ACTIVITY → The records that follow are to be given again exactly.

Start of SOURCE DATA

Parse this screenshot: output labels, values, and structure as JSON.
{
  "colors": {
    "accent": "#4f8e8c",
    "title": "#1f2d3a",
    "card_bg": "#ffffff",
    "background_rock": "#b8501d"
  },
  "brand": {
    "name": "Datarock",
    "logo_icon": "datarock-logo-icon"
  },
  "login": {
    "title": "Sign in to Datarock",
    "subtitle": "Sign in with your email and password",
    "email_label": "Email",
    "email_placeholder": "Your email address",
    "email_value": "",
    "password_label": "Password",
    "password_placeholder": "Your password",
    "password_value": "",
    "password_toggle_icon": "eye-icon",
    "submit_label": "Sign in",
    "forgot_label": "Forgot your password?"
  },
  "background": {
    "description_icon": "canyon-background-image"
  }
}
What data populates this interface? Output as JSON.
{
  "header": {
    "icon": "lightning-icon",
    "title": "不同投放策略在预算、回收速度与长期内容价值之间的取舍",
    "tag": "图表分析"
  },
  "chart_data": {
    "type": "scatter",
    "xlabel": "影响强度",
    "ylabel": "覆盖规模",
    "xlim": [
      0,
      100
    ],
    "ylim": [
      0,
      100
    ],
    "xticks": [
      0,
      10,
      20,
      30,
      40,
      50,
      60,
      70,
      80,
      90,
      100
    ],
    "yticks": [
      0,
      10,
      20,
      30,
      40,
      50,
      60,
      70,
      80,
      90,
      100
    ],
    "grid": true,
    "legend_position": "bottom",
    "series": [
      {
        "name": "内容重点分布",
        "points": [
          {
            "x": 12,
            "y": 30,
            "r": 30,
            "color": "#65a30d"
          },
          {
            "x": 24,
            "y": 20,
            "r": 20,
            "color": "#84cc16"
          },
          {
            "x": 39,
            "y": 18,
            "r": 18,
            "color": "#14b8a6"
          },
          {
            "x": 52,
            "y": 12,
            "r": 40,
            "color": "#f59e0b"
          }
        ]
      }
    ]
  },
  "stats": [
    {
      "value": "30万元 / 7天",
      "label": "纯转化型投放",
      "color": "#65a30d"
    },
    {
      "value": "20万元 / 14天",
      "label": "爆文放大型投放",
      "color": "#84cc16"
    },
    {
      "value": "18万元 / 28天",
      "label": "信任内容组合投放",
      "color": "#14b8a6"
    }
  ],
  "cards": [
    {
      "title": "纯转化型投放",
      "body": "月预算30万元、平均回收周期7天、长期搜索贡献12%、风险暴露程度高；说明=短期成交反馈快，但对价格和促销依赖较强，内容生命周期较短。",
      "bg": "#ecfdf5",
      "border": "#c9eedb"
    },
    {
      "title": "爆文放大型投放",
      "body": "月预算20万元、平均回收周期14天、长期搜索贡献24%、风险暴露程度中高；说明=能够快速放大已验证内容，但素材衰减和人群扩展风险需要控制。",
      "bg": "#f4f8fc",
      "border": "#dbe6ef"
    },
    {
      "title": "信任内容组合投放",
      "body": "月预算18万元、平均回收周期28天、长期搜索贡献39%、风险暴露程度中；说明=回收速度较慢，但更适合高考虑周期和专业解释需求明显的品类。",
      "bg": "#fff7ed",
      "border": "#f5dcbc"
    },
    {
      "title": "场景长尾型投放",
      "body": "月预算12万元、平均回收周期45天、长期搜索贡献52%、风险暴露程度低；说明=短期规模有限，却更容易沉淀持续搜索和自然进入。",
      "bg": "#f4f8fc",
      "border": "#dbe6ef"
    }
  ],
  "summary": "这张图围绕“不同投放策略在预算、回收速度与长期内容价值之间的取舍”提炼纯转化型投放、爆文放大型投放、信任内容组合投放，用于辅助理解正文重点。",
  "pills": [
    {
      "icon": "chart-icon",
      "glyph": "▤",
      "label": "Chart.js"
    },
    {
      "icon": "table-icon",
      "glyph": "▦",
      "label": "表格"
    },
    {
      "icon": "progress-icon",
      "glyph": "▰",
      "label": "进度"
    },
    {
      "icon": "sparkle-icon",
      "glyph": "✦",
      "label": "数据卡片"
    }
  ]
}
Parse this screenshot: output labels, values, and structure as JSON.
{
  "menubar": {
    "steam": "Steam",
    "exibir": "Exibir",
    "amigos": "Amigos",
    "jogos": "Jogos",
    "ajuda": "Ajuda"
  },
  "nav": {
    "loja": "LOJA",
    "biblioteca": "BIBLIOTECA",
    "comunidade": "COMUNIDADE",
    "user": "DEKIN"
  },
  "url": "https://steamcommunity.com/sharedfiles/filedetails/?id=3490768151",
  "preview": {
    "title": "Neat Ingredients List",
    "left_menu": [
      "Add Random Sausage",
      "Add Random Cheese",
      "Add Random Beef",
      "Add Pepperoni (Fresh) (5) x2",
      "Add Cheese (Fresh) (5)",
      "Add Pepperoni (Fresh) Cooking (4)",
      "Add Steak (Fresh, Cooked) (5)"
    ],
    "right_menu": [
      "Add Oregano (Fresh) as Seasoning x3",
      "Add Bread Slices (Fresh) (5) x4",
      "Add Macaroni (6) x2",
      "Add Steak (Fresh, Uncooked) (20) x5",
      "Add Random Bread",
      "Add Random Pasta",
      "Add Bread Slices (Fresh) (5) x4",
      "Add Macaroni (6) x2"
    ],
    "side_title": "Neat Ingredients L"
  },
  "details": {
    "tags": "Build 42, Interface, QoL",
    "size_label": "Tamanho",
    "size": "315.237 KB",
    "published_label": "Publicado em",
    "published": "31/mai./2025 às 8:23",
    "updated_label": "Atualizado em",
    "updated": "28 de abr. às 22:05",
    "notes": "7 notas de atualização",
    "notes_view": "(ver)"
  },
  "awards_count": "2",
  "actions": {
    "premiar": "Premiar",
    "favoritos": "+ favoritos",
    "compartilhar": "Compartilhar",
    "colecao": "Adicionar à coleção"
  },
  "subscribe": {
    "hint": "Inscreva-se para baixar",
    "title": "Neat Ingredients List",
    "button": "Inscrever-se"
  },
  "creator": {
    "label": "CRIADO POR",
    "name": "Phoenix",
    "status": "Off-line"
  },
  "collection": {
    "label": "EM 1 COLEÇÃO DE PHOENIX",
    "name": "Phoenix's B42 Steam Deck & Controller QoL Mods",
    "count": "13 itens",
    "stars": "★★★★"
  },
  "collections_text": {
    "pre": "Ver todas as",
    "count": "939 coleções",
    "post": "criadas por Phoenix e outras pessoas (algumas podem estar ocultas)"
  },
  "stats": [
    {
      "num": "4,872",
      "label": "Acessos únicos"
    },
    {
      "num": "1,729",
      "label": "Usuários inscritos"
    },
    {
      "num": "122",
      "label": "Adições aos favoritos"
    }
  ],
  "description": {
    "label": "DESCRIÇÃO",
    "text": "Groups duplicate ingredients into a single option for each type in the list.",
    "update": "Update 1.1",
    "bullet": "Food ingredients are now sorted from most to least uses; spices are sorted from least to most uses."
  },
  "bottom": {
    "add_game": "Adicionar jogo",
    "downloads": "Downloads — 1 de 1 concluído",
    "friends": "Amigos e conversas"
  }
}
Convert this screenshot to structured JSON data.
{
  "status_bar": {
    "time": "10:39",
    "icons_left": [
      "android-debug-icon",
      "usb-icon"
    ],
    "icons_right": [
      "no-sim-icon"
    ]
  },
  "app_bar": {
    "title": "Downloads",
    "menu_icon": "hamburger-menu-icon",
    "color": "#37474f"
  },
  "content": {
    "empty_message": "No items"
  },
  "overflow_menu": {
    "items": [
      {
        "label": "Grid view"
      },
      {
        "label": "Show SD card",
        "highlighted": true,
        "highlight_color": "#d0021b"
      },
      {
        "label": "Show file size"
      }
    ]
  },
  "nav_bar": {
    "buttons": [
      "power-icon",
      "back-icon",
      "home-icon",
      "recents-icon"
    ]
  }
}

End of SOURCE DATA

RESPONSE TO THIS TASK →
Parse this screenshot: output labels, values, and structure as JSON.
{
  "colors": {
    "accent": "#4f8e8c",
    "title": "#1f2d3a",
    "card_bg": "#ffffff",
    "background_rock": "#b8501d"
  },
  "brand": {
    "name": "Datarock",
    "logo_icon": "datarock-logo-icon"
  },
  "login": {
    "title": "Sign in to Datarock",
    "subtitle": "Sign in with your email and password",
    "email_label": "Email",
    "email_placeholder": "Your email address",
    "email_value": "",
    "password_label": "Password",
    "password_placeholder": "Your password",
    "password_value": "",
    "password_toggle_icon": "eye-icon",
    "submit_label": "Sign in",
    "forgot_label": "Forgot your password?"
  },
  "background": {
    "description_icon": "canyon-background-image"
  }
}
What data populates this interface? Output as JSON.
{
  "header": {
    "icon": "lightning-icon",
    "title": "不同投放策略在预算、回收速度与长期内容价值之间的取舍",
    "tag": "图表分析"
  },
  "chart_data": {
    "type": "scatter",
    "xlabel": "影响强度",
    "ylabel": "覆盖规模",
    "xlim": [
      0,
      100
    ],
    "ylim": [
      0,
      100
    ],
    "xticks": [
      0,
      10,
      20,
      30,
      40,
      50,
      60,
      70,
      80,
      90,
      100
    ],
    "yticks": [
      0,
      10,
      20,
      30,
      40,
      50,
      60,
      70,
      80,
      90,
      100
    ],
    "grid": true,
    "legend_position": "bottom",
    "series": [
      {
        "name": "内容重点分布",
        "points": [
          {
            "x": 12,
            "y": 30,
            "r": 30,
            "color": "#65a30d"
          },
          {
            "x": 24,
            "y": 20,
            "r": 20,
            "color": "#84cc16"
          },
          {
            "x": 39,
            "y": 18,
            "r": 18,
            "color": "#14b8a6"
          },
          {
            "x": 52,
            "y": 12,
            "r": 40,
            "color": "#f59e0b"
          }
        ]
      }
    ]
  },
  "stats": [
    {
      "value": "30万元 / 7天",
      "label": "纯转化型投放",
      "color": "#65a30d"
    },
    {
      "value": "20万元 / 14天",
      "label": "爆文放大型投放",
      "color": "#84cc16"
    },
    {
      "value": "18万元 / 28天",
      "label": "信任内容组合投放",
      "color": "#14b8a6"
    }
  ],
  "cards": [
    {
      "title": "纯转化型投放",
      "body": "月预算30万元、平均回收周期7天、长期搜索贡献12%、风险暴露程度高；说明=短期成交反馈快，但对价格和促销依赖较强，内容生命周期较短。",
      "bg": "#ecfdf5",
      "border": "#c9eedb"
    },
    {
      "title": "爆文放大型投放",
      "body": "月预算20万元、平均回收周期14天、长期搜索贡献24%、风险暴露程度中高；说明=能够快速放大已验证内容，但素材衰减和人群扩展风险需要控制。",
      "bg": "#f4f8fc",
      "border": "#dbe6ef"
    },
    {
      "title": "信任内容组合投放",
      "body": "月预算18万元、平均回收周期28天、长期搜索贡献39%、风险暴露程度中；说明=回收速度较慢，但更适合高考虑周期和专业解释需求明显的品类。",
      "bg": "#fff7ed",
      "border": "#f5dcbc"
    },
    {
      "title": "场景长尾型投放",
      "body": "月预算12万元、平均回收周期45天、长期搜索贡献52%、风险暴露程度低；说明=短期规模有限，却更容易沉淀持续搜索和自然进入。",
      "bg": "#f4f8fc",
      "border": "#dbe6ef"
    }
  ],
  "summary": "这张图围绕“不同投放策略在预算、回收速度与长期内容价值之间的取舍”提炼纯转化型投放、爆文放大型投放、信任内容组合投放，用于辅助理解正文重点。",
  "pills": [
    {
      "icon": "chart-icon",
      "glyph": "▤",
      "label": "Chart.js"
    },
    {
      "icon": "table-icon",
      "glyph": "▦",
      "label": "表格"
    },
    {
      "icon": "progress-icon",
      "glyph": "▰",
      "label": "进度"
    },
    {
      "icon": "sparkle-icon",
      "glyph": "✦",
      "label": "数据卡片"
    }
  ]
}
Parse this screenshot: output labels, values, and structure as JSON.
{
  "menubar": {
    "steam": "Steam",
    "exibir": "Exibir",
    "amigos": "Amigos",
    "jogos": "Jogos",
    "ajuda": "Ajuda"
  },
  "nav": {
    "loja": "LOJA",
    "biblioteca": "BIBLIOTECA",
    "comunidade": "COMUNIDADE",
    "user": "DEKIN"
  },
  "url": "https://steamcommunity.com/sharedfiles/filedetails/?id=3490768151",
  "preview": {
    "title": "Neat Ingredients List",
    "left_menu": [
      "Add Random Sausage",
      "Add Random Cheese",
      "Add Random Beef",
      "Add Pepperoni (Fresh) (5) x2",
      "Add Cheese (Fresh) (5)",
      "Add Pepperoni (Fresh) Cooking (4)",
      "Add Steak (Fresh, Cooked) (5)"
    ],
    "right_menu": [
      "Add Oregano (Fresh) as Seasoning x3",
      "Add Bread Slices (Fresh) (5) x4",
      "Add Macaroni (6) x2",
      "Add Steak (Fresh, Uncooked) (20) x5",
      "Add Random Bread",
      "Add Random Pasta",
      "Add Bread Slices (Fresh) (5) x4",
      "Add Macaroni (6) x2"
    ],
    "side_title": "Neat Ingredients L"
  },
  "details": {
    "tags": "Build 42, Interface, QoL",
    "size_label": "Tamanho",
    "size": "315.237 KB",
    "published_label": "Publicado em",
    "published": "31/mai./2025 às 8:23",
    "updated_label": "Atualizado em",
    "updated": "28 de abr. às 22:05",
    "notes": "7 notas de atualização",
    "notes_view": "(ver)"
  },
  "awards_count": "2",
  "actions": {
    "premiar": "Premiar",
    "favoritos": "+ favoritos",
    "compartilhar": "Compartilhar",
    "colecao": "Adicionar à coleção"
  },
  "subscribe": {
    "hint": "Inscreva-se para baixar",
    "title": "Neat Ingredients List",
    "button": "Inscrever-se"
  },
  "creator": {
    "label": "CRIADO POR",
    "name": "Phoenix",
    "status": "Off-line"
  },
  "collection": {
    "label": "EM 1 COLEÇÃO DE PHOENIX",
    "name": "Phoenix's B42 Steam Deck & Controller QoL Mods",
    "count": "13 itens",
    "stars": "★★★★"
  },
  "collections_text": {
    "pre": "Ver todas as",
    "count": "939 coleções",
    "post": "criadas por Phoenix e outras pessoas (algumas podem estar ocultas)"
  },
  "stats": [
    {
      "num": "4,872",
      "label": "Acessos únicos"
    },
    {
      "num": "1,729",
      "label": "Usuários inscritos"
    },
    {
      "num": "122",
      "label": "Adições aos favoritos"
    }
  ],
  "description": {
    "label": "DESCRIÇÃO",
    "text": "Groups duplicate ingredients into a single option for each type in the list.",
    "update": "Update 1.1",
    "bullet": "Food ingredients are now sorted from most to least uses; spices are sorted from least to most uses."
  },
  "bottom": {
    "add_game": "Adicionar jogo",
    "downloads": "Downloads — 1 de 1 concluído",
    "friends": "Amigos e conversas"
  }
}
Convert this screenshot to structured JSON data.
{
  "status_bar": {
    "time": "10:39",
    "icons_left": [
      "android-debug-icon",
      "usb-icon"
    ],
    "icons_right": [
      "no-sim-icon"
    ]
  },
  "app_bar": {
    "title": "Downloads",
    "menu_icon": "hamburger-menu-icon",
    "color": "#37474f"
  },
  "content": {
    "empty_message": "No items"
  },
  "overflow_menu": {
    "items": [
      {
        "label": "Grid view"
      },
      {
        "label": "Show SD card",
        "highlighted": true,
        "highlight_color": "#d0021b"
      },
      {
        "label": "Show file size"
      }
    ]
  },
  "nav_bar": {
    "buttons": [
      "power-icon",
      "back-icon",
      "home-icon",
      "recents-icon"
    ]
  }
}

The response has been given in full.